“Come See Me,” has a little more retro Rolling Stones in its intro and Chris sings this closer to the Jagger edge. This has a nice Muscle Shoals guitar lick that sweetens it and then keeps its distance from a Rolling Stones influence. Smart. It seems this band has a little more life when they slow down and allow their feelings to penetrate the performance. This is another credible track. Soulful, melodic and Chris sings exceptionally well. This is his groove. This is where he excels – at least to my ears. The momentum is now his and though the song is almost five minutes long, it never gets laborious. The guitar maintains its near-Steve Cropper melancholy. I know there are black bands with growling black soul singers who will love to cover a piece like this. But Chris certainly loves to strum that guitar fast toward the end of his tunes unless it’s BL Reed – the second guitarist. Must break a lot of strings. It’s a good effect but it shouldn’t be overdone.

So, as the album has progressed Fine Lines has asserted itself nicely. Still, not an Americana-roots band but they have a good sound.

“Centennial,” provides acoustic guitars and some hollow guitar going on to nice effect. Chris sings in a higher register (very well) with nice backup vocals – this is a good original attempt at establishing a Fine Lines sound. Good lyrics again – and here they don’t sound like The Rolling Stones or any of those other artists I mentioned earlier. They sound like Fine Lines now. They may need to fill out their sound – maybe mix the bass up a notch and more piano notes would dramatize the conclusion even better. I hear some piano but it’s too low in the mix. Good finale. I knew if I was patient this band might be worth a few optimistic words.
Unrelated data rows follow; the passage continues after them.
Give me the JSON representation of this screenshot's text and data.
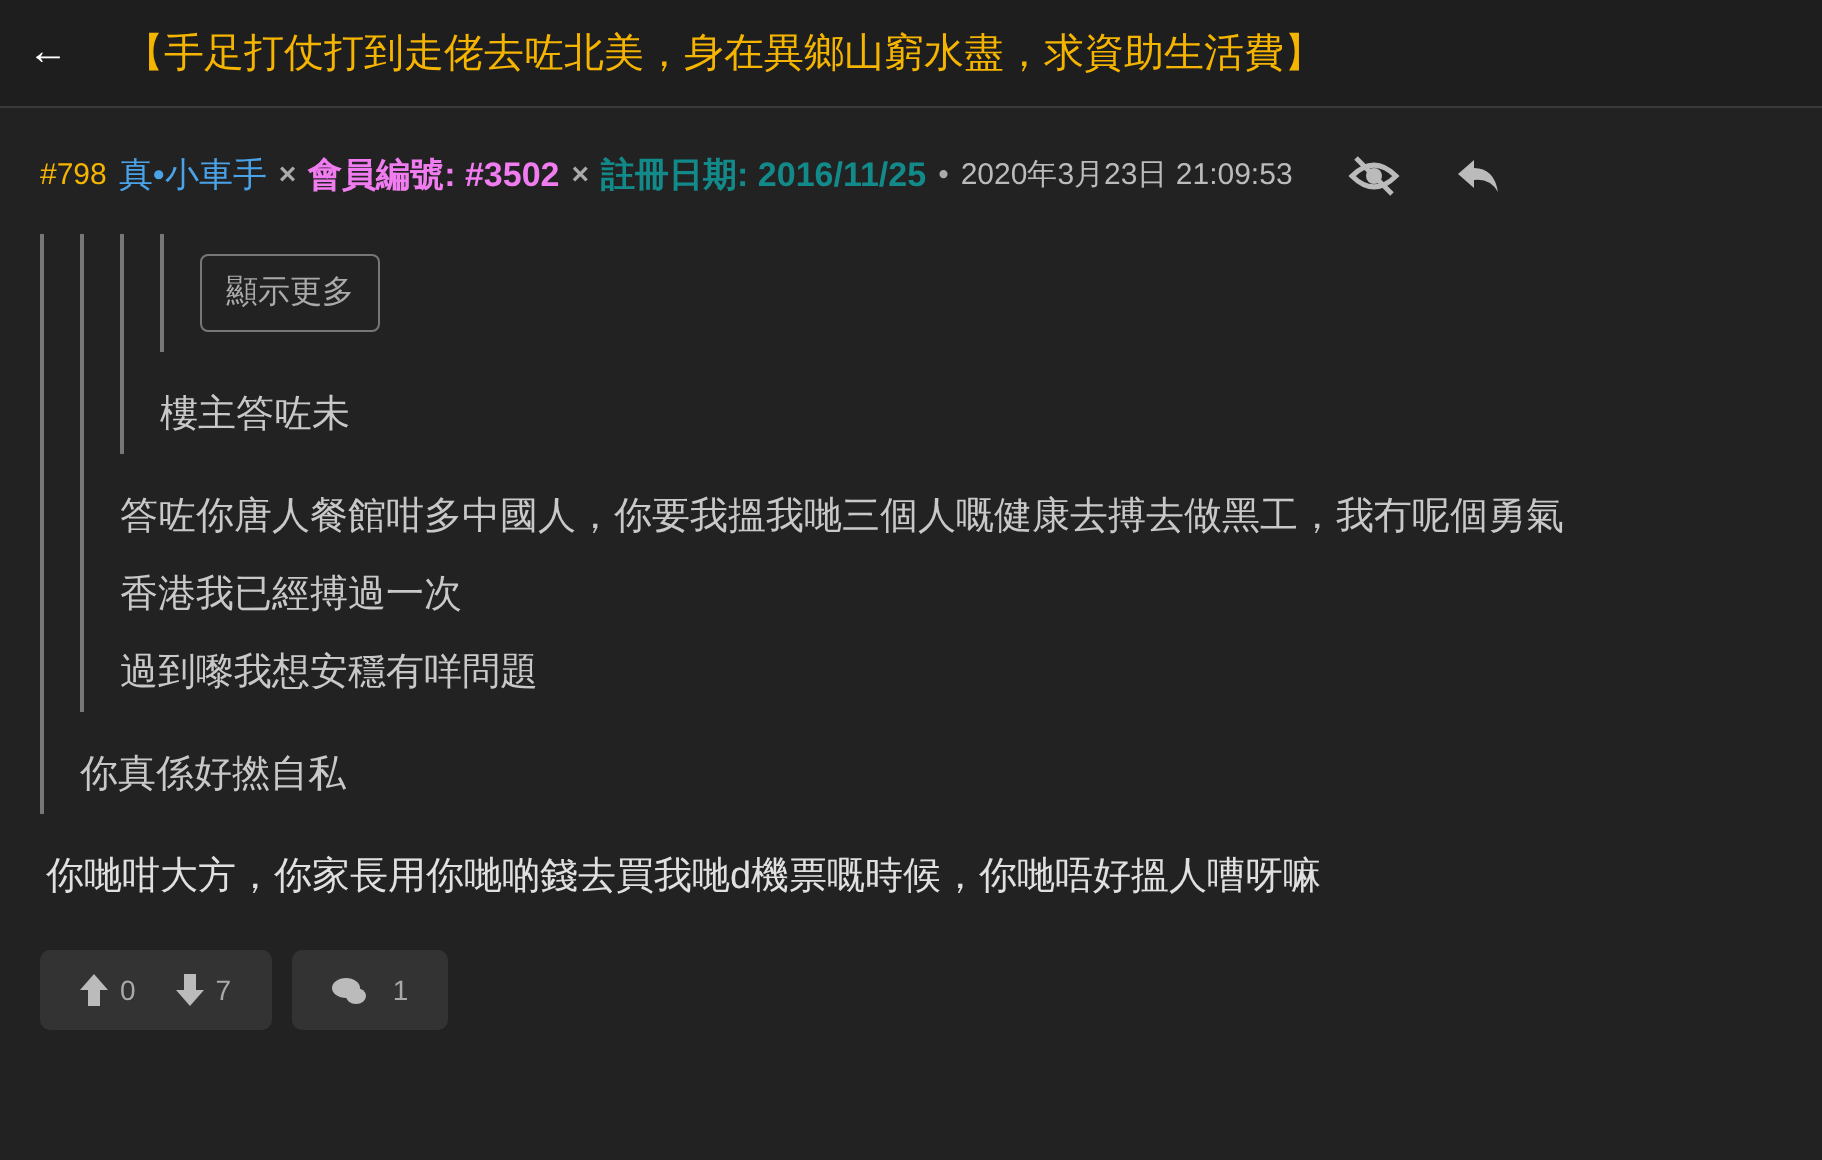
{
  "header": {
    "back": "←",
    "title": "【手足打仗打到走佬去咗北美，身在異鄉山窮水盡，求資助生活費】"
  },
  "post": {
    "number": "#798",
    "author": "真•小車手",
    "sep1": "×",
    "member_label": "會員編號: #3502",
    "sep2": "×",
    "register_label": "註冊日期: 2016/11/25",
    "dot": "•",
    "time": "2020年3月23日 21:09:53",
    "quote": {
      "lines": [
        "你真係好撚自私"
      ],
      "quote": {
        "lines": [
          "答咗你唐人餐館咁多中國人，你要我搵我哋三個人嘅健康去搏去做黑工，我冇呢個勇氣",
          "香港我已經搏過一次",
          "過到嚟我想安穩有咩問題"
        ],
        "quote": {
          "lines": [
            "樓主答咗未"
          ],
          "quote": {
            "show_more": "顯示更多"
          }
        }
      }
    },
    "body": "你哋咁大方，你家長用你哋啲錢去買我哋d機票嘅時候，你哋唔好搵人嘈呀嘛",
    "upvotes": "0",
    "downvotes": "7",
    "replies": "1"
  }
}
The nine-track, 36-minute album Contact concludes with “Lighthouse,” another slow burner. Vocals at the end are quite good and Chris really lays down some of his finest rock vocals here. Too bad he waited this long to provide a polished track like this. Far better than the earlier tunes. Nice way to draw things to a close. Fine Line is faithful to their music and this may be why they showed the progression they did. They do need to be better judges of what to put first on their album, the pacing is important. Many of the best tracks came mid-way and to the end. 

BL Reed is the second guitarist, and Dustyn Roth (bass). The CD art is a simple line drawing black & white. Four-panel fold out with no lyric insert. Chris wrote all the songs and the album was produced by the band and Don Bates in Nashville, TN. The CD artwork was developed by Linsdy Davis (that’s how it’s spelled on the CD).
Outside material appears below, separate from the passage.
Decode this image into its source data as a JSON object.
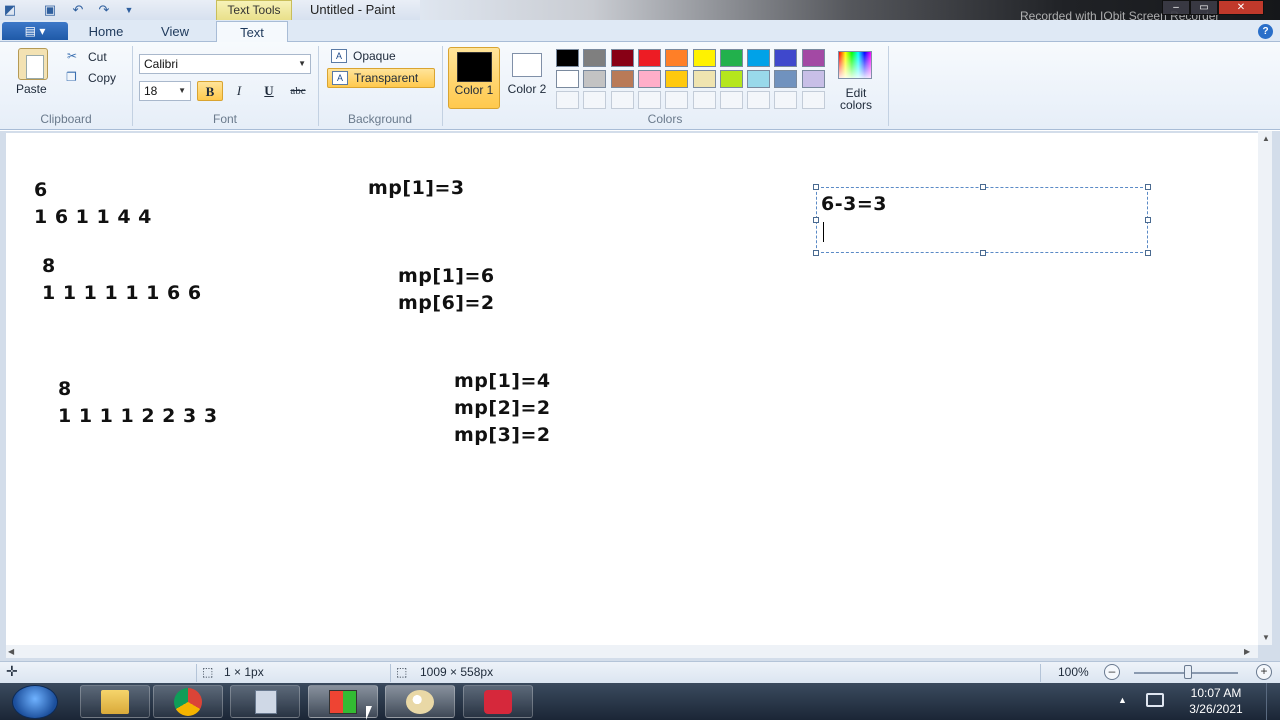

Disclaimer: The opinions expressed in this review/commentary are those of the author and do not necessarily reflect the official position of No Depression. All photography is owned by the respective photographers and is their copyrighted image; credited where photographer’s name was known & being used here solely as a reference and will be removed on request. YouTube images are standard YouTube license.


John Apice / No Depression / Written in September 2018